* **REQUIRED WORK**: Make an exact copy of all the records.

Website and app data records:
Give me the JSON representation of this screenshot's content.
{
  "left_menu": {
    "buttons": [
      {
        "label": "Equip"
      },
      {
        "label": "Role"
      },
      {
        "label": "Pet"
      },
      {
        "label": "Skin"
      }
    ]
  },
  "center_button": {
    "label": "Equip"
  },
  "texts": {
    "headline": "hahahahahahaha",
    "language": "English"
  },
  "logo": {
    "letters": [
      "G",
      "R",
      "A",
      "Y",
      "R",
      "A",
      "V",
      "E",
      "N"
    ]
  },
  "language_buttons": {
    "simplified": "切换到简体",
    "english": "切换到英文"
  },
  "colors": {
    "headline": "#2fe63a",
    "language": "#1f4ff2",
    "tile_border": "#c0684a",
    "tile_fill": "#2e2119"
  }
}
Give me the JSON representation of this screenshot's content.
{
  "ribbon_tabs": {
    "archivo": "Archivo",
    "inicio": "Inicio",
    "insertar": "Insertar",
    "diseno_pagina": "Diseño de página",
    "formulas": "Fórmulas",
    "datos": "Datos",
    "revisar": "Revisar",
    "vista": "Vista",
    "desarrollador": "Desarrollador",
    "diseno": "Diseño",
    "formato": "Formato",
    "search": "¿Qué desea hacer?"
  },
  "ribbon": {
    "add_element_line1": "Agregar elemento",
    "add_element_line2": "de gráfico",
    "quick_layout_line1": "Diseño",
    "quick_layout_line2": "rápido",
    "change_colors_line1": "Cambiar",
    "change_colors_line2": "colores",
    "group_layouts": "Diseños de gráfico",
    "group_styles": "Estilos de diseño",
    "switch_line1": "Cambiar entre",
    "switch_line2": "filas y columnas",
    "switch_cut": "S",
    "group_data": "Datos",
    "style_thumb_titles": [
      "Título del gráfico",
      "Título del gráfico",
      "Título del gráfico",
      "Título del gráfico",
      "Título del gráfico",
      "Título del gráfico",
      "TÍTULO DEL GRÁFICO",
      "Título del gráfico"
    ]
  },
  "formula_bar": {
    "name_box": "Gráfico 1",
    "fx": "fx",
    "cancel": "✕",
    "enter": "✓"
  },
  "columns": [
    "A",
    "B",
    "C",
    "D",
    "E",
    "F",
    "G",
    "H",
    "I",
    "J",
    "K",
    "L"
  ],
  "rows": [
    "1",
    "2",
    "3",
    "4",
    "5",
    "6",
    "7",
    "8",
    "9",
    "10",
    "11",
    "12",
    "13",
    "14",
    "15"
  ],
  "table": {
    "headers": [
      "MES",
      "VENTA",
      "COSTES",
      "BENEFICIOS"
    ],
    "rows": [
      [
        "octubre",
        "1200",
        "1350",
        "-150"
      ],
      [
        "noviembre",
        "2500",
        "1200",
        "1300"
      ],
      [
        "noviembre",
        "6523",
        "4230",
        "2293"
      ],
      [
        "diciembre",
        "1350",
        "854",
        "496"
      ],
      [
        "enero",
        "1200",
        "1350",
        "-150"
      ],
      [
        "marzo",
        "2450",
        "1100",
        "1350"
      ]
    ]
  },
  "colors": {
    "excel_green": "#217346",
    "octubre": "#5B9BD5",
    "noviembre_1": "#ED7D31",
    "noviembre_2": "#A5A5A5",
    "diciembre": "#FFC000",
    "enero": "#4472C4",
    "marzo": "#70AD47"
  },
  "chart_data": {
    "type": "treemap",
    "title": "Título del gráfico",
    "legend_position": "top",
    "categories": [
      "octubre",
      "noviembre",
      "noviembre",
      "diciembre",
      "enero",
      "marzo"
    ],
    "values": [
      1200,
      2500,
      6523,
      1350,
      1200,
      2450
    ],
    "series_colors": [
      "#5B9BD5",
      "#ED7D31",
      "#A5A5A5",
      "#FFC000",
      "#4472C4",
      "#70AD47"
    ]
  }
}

* **EXERCISE ANSWER**:
Give me the JSON representation of this screenshot's content.
{
  "left_menu": {
    "buttons": [
      {
        "label": "Equip"
      },
      {
        "label": "Role"
      },
      {
        "label": "Pet"
      },
      {
        "label": "Skin"
      }
    ]
  },
  "center_button": {
    "label": "Equip"
  },
  "texts": {
    "headline": "hahahahahahaha",
    "language": "English"
  },
  "logo": {
    "letters": [
      "G",
      "R",
      "A",
      "Y",
      "R",
      "A",
      "V",
      "E",
      "N"
    ]
  },
  "language_buttons": {
    "simplified": "切换到简体",
    "english": "切换到英文"
  },
  "colors": {
    "headline": "#2fe63a",
    "language": "#1f4ff2",
    "tile_border": "#c0684a",
    "tile_fill": "#2e2119"
  }
}
Give me the JSON representation of this screenshot's content.
{
  "ribbon_tabs": {
    "archivo": "Archivo",
    "inicio": "Inicio",
    "insertar": "Insertar",
    "diseno_pagina": "Diseño de página",
    "formulas": "Fórmulas",
    "datos": "Datos",
    "revisar": "Revisar",
    "vista": "Vista",
    "desarrollador": "Desarrollador",
    "diseno": "Diseño",
    "formato": "Formato",
    "search": "¿Qué desea hacer?"
  },
  "ribbon": {
    "add_element_line1": "Agregar elemento",
    "add_element_line2": "de gráfico",
    "quick_layout_line1": "Diseño",
    "quick_layout_line2": "rápido",
    "change_colors_line1": "Cambiar",
    "change_colors_line2": "colores",
    "group_layouts": "Diseños de gráfico",
    "group_styles": "Estilos de diseño",
    "switch_line1": "Cambiar entre",
    "switch_line2": "filas y columnas",
    "switch_cut": "S",
    "group_data": "Datos",
    "style_thumb_titles": [
      "Título del gráfico",
      "Título del gráfico",
      "Título del gráfico",
      "Título del gráfico",
      "Título del gráfico",
      "Título del gráfico",
      "TÍTULO DEL GRÁFICO",
      "Título del gráfico"
    ]
  },
  "formula_bar": {
    "name_box": "Gráfico 1",
    "fx": "fx",
    "cancel": "✕",
    "enter": "✓"
  },
  "columns": [
    "A",
    "B",
    "C",
    "D",
    "E",
    "F",
    "G",
    "H",
    "I",
    "J",
    "K",
    "L"
  ],
  "rows": [
    "1",
    "2",
    "3",
    "4",
    "5",
    "6",
    "7",
    "8",
    "9",
    "10",
    "11",
    "12",
    "13",
    "14",
    "15"
  ],
  "table": {
    "headers": [
      "MES",
      "VENTA",
      "COSTES",
      "BENEFICIOS"
    ],
    "rows": [
      [
        "octubre",
        "1200",
        "1350",
        "-150"
      ],
      [
        "noviembre",
        "2500",
        "1200",
        "1300"
      ],
      [
        "noviembre",
        "6523",
        "4230",
        "2293"
      ],
      [
        "diciembre",
        "1350",
        "854",
        "496"
      ],
      [
        "enero",
        "1200",
        "1350",
        "-150"
      ],
      [
        "marzo",
        "2450",
        "1100",
        "1350"
      ]
    ]
  },
  "colors": {
    "excel_green": "#217346",
    "octubre": "#5B9BD5",
    "noviembre_1": "#ED7D31",
    "noviembre_2": "#A5A5A5",
    "diciembre": "#FFC000",
    "enero": "#4472C4",
    "marzo": "#70AD47"
  },
  "chart_data": {
    "type": "treemap",
    "title": "Título del gráfico",
    "legend_position": "top",
    "categories": [
      "octubre",
      "noviembre",
      "noviembre",
      "diciembre",
      "enero",
      "marzo"
    ],
    "values": [
      1200,
      2500,
      6523,
      1350,
      1200,
      2450
    ],
    "series_colors": [
      "#5B9BD5",
      "#ED7D31",
      "#A5A5A5",
      "#FFC000",
      "#4472C4",
      "#70AD47"
    ]
  }
}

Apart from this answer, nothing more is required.